> [Instructions for the task] What is needed is a single figure: how many lines of the records below contain the word "positions".

>>>

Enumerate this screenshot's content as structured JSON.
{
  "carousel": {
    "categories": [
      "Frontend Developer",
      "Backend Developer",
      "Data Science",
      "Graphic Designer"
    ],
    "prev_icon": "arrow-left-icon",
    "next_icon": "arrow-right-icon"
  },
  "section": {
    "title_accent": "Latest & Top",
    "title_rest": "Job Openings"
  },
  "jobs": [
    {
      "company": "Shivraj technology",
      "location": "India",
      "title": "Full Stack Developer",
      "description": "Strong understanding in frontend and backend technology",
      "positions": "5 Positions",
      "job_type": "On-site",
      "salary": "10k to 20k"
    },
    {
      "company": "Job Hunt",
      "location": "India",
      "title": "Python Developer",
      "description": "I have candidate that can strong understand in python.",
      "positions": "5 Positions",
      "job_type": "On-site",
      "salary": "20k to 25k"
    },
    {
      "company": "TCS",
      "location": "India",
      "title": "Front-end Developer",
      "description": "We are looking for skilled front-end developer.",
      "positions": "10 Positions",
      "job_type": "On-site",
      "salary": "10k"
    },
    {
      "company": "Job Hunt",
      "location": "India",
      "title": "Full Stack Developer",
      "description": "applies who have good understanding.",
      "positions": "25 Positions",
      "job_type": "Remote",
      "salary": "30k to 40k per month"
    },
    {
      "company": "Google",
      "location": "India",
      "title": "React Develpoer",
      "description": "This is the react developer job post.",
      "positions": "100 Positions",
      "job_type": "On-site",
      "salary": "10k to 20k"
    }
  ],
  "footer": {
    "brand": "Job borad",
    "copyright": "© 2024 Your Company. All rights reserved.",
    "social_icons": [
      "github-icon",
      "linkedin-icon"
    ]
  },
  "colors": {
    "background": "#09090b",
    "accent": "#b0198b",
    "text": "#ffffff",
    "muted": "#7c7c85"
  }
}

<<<

> [Exercise solution] 5